I also appreciate the fact that when my wife gets on her team and commits to her diet and exercise program, those same cooking skills that helped me gain the weight are terrific at helping me lose the weight as she changes from the “Southern cooking load ‘em up with fat, butter and salt cookbooks” to the “get-lean/healthy eating” varieties. (By the way, her team is called “Five Flabby Fannies.” Go figure…)
At the end of this ten week journey, there are cash awards given to the most successful teams. In fact, since Team Lean started in 2008, over 30,000 pounds have been lost, and almost $100,000 in cash prizes have been paid out.
So that is how one town deep in the Southern farm belt is dealing with obesity on the community level.
Which brings me to the question of why all of this is so important politically in this era of health care reform.
That’s because there is a movement afoot to charge you more for your health insurance if you happen to be one of the unfortunate millions in this country who are overweight and obese.
Last week, the American Cancer Society Cancer Action Network, the American Diabetes Association, and the American Heart Association joined over 100 other organizations to express their concern about language in the Senate-passed bill health reform bill that would allow employers to charge employees thousands of dollars more in health insurance premiums (up to 30% or even 50% of a plan’s premium) if you don’t meet your employer’s pre-set “health targets.”
The practical implication would be that your employer could require you to lose weight or pay up. If they were “nice,” that might mean 5 or 10 pounds. But it could also mean getting into lean, mean fighting shape—which is unrealistic for almost all of us including yours truly.

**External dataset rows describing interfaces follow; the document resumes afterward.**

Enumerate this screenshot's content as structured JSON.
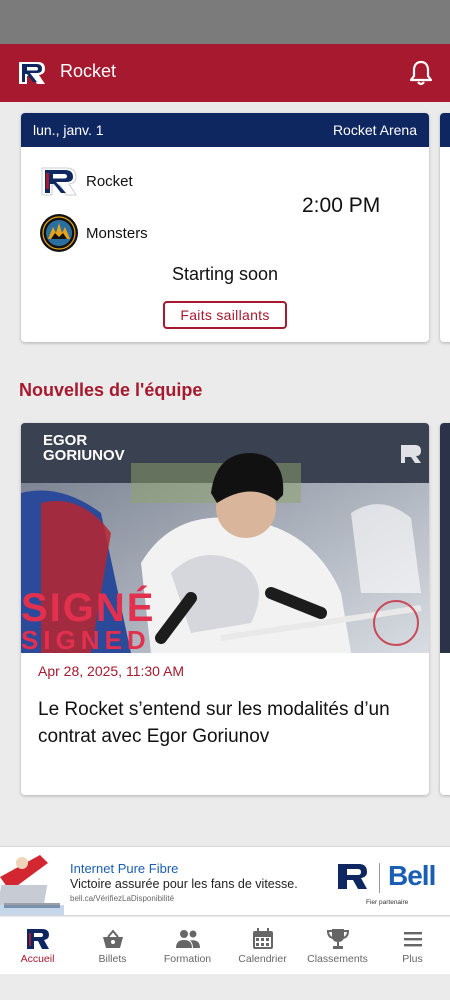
{
  "app": {
    "title": "Rocket",
    "accent": "#a6192e",
    "navy": "#0e2761"
  },
  "game": {
    "date": "lun., janv. 1",
    "venue": "Rocket Arena",
    "home_team": "Rocket",
    "away_team": "Monsters",
    "time": "2:00 PM",
    "status": "Starting soon",
    "highlights_label": "Faits saillants"
  },
  "news": {
    "section_title": "Nouvelles de l'équipe",
    "articles": [
      {
        "image_player_name": "EGOR GORIUNOV",
        "image_text_fr": "SIGNÉ",
        "image_text_en": "SIGNED",
        "date": "Apr 28, 2025, 11:30 AM",
        "headline": "Le Rocket s’entend sur les modalités d’un contrat avec Egor Goriunov"
      }
    ]
  },
  "ad": {
    "headline": "Internet Pure Fibre",
    "text": "Victoire assurée pour les fans de vitesse.",
    "url": "bell.ca/VérifiezLaDisponibilité",
    "brand": "Bell",
    "partner": "Fier partenaire"
  },
  "nav": {
    "items": [
      {
        "label": "Accueil",
        "icon": "rocket-logo-icon"
      },
      {
        "label": "Billets",
        "icon": "basket-icon"
      },
      {
        "label": "Formation",
        "icon": "people-icon"
      },
      {
        "label": "Calendrier",
        "icon": "calendar-icon"
      },
      {
        "label": "Classements",
        "icon": "trophy-icon"
      },
      {
        "label": "Plus",
        "icon": "menu-icon"
      }
    ]
  }
}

Incentives such as workplace wellness programs would be OK according to the organizations that signed on to the letter. But tying behaviors to health insurance premiums should not part of a reform program.
The sad reality is that losing weight—as an example—is hard to do. There are few strategies that are successful in the long term. Yes, there are those beautiful people on TV shows who work hard every day (all day in fact) at losing weight, and keep it off for long periods of time. But that is not the medical reality that we physicians are familiar with.
Like Jessica Rabbit said in the movie, “I'm not bad. I'm just drawn that way.” Weight loss has a lot to do with genes and environment. Choice plays a role, but it is not choice alone that dictates our body types. And if you live in a community where it is dangerous to go outside to take a walk, or where there are no grocery stores that offer attractive, affordable fresh meats and vegetables, you are just plain out of luck.
And now, with the Senate-passed bill in hand, you may not just be out of luck, you may be out of cash—and lots of it.
The short version: incentives, yes; punishment, no. That’s the position of the American Cancer Society and many other respected health-related/focused organizations.
So that is where I am starting my New Year: trying once again to pursue the elusive goal of getting at least close to a medically-desirable weight along with my dear wife and partner.
To help us along, we have a strong community program which provides the support and the social environment to make it happen (even our friends who had us over for dinner last night substituted skinless chicken breasts for ground hamburger in their delicious chili).
We want to be successful, but we want to do it on our terms. Speaking as someone who has tried to “get it right” when it comes to diet and exercise, I know from personal experience how hard it is to do.
Being penalized as part of a government program for trying and failing to get there just doesn’t make sense, when there are so many other proven ways to get to where we want to go.
We need to build on success--not punishment--when it comes to improving the public’s health.